The illicit spread of small arms and light weapons enables and fuels armed conflicts that are having devastating effects on sustainable development. We welcome the call for improved controls and regulation as a means to reduce armed violence and achieve the 2030 Agenda. We welcome that the relationship between the international trade in arms and the Sustainable Development Goals is a theme in the Arms Trade Treaty.

Mr President,

We strongly welcome the focus on gender in the report. Mainstreaming gender issues in small arms control efforts is of utmost importance in addressing the consequences of illicit arms flows.

Armed violence affects women, men, and children differently. While recognising that both women and men can be victims and perpetrators of armed violence, cases where small arms contribute to acts of sexual and, or, gender-based violence are of particular concern. We must also promote the role of women in preventing, combating and eradicating the illicit trade in small arms and light weapons.

This has long been a priority for Sweden., One example of Sweden's support is a project by UNODA and UNREC, which commences today, and which aims to improve the contribution by, and participation of, women in disarmament work. The project focusses on the prevention of acquisition of small arms, light weapons and ammunition by terrorist groups in the Lake Chad Basin as well as countries in the Sahel. While the strength of Boko Haram has been severely weakened, the threat of attacks and the prevalence of terrorism remains all too real for the people of the region. The recognition of women as agents for change is central to countering radicalization and building a sustainable future.

The effective control of small arms and light weapons requires the effective control of ammunition, since these weapons can only be operated and misused if ammunition is available. Significant efforts to further regulate and control ammunition is therefore needed.

The European Union is currently in the final stages of developing a revised EU Strategy against Illicit Small Arms & Light Weapons and their Ammunition. The new strategy presents a shared vision on how to address the threat of these weapons and their ammunition. It also presents common actions to be implemented by the EU and its Member States.

Mr President,

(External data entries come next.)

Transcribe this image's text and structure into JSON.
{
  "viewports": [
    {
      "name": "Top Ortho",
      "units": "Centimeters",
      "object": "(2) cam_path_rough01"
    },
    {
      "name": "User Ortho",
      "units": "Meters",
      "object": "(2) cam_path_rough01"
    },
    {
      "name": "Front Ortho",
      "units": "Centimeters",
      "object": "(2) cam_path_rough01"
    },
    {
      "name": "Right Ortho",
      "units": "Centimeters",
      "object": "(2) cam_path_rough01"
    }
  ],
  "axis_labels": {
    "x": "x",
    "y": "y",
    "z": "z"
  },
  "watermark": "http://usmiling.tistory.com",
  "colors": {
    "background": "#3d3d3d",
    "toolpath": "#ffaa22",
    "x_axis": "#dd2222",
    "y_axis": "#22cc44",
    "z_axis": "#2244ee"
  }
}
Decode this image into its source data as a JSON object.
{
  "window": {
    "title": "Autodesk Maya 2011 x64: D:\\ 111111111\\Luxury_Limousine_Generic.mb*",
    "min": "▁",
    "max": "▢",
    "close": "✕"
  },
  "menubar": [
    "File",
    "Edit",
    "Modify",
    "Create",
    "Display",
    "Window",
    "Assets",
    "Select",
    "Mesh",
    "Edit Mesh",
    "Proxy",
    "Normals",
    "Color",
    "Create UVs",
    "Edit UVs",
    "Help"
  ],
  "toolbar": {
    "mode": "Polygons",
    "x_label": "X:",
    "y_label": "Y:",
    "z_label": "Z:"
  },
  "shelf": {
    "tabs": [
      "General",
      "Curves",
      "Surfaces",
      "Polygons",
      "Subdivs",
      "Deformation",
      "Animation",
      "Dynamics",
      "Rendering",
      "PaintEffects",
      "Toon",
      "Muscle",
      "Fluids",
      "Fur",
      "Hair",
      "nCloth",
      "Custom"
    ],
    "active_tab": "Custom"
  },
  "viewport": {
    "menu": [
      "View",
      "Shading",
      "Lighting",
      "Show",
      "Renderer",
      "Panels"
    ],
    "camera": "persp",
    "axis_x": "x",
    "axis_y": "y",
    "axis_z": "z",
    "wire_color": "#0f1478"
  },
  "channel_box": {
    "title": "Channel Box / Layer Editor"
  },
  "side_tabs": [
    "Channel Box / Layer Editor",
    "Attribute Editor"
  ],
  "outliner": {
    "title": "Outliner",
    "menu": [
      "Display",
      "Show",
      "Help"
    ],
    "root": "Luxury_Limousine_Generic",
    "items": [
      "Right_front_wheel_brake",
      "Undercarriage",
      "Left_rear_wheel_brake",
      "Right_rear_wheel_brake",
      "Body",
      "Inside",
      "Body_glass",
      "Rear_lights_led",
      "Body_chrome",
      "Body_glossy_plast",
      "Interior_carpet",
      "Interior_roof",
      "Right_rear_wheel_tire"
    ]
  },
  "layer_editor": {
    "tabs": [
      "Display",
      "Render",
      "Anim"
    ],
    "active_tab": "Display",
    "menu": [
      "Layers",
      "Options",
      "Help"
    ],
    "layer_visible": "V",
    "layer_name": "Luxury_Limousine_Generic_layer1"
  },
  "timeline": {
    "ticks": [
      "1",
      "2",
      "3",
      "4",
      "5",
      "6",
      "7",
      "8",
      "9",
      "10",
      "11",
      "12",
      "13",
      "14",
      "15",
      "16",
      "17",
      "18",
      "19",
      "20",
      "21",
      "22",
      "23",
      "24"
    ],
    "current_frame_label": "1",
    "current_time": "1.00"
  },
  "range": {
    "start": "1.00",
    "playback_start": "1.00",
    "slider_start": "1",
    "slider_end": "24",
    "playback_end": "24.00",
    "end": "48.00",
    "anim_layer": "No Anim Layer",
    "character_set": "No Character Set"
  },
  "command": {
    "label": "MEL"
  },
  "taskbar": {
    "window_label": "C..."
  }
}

The human, economic and social toll from the use of illicit small arms & light weapons is immense. Preventing, combatting and eradicating this destructive trade is urgent and essential if we are to achieve both the 2030 Agenda and the Sustaining Peace agenda. We will continue to do all we can towards this end.

Thank you

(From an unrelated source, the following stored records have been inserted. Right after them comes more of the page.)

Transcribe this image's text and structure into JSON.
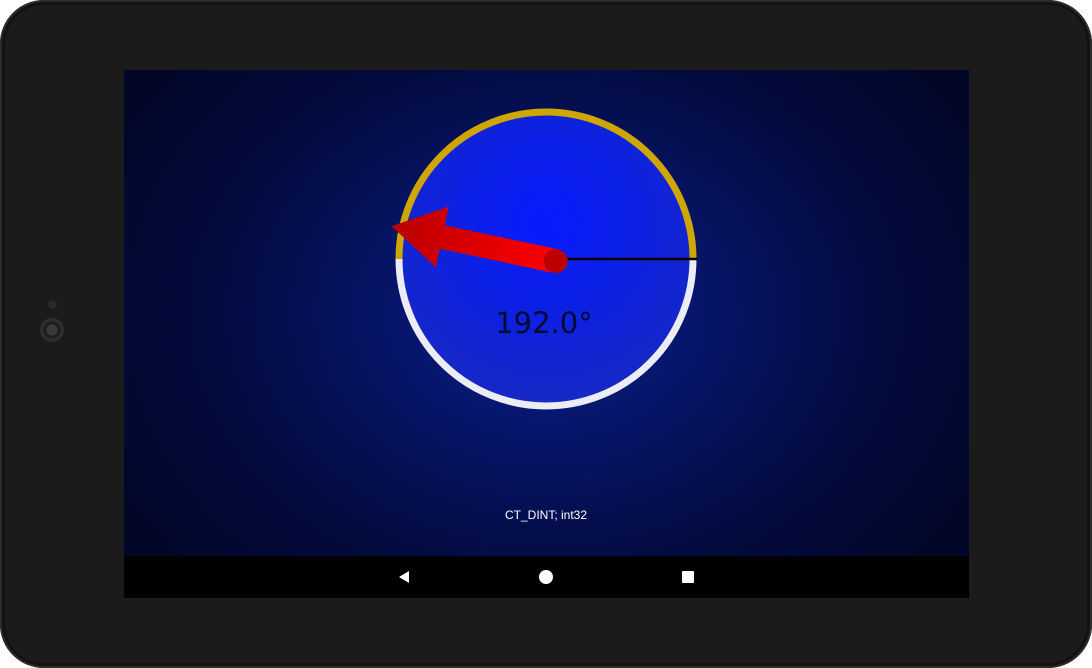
{
  "gauge": {
    "value_text": "192.0°",
    "angle_degrees": 192.0,
    "colors": {
      "dial_center": "#0a1cff",
      "dial_edge": "#1a2ad0",
      "ring_upper": "#cfa600",
      "ring_lower": "#ececf4",
      "needle": "#ee0000",
      "reference_line": "#000000"
    }
  },
  "type_label": "CT_DINT; int32",
  "navbar": {
    "back_icon": "back-triangle-icon",
    "home_icon": "home-circle-icon",
    "recents_icon": "recents-square-icon"
  }
}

Contact

Lisa Laskaridis
Head of Press and Communication, Permanent Mission of Sweden to the UN
Phone +1 212 583 2543
Mobile +1 917 239 0941
email to Lisa Laskaridis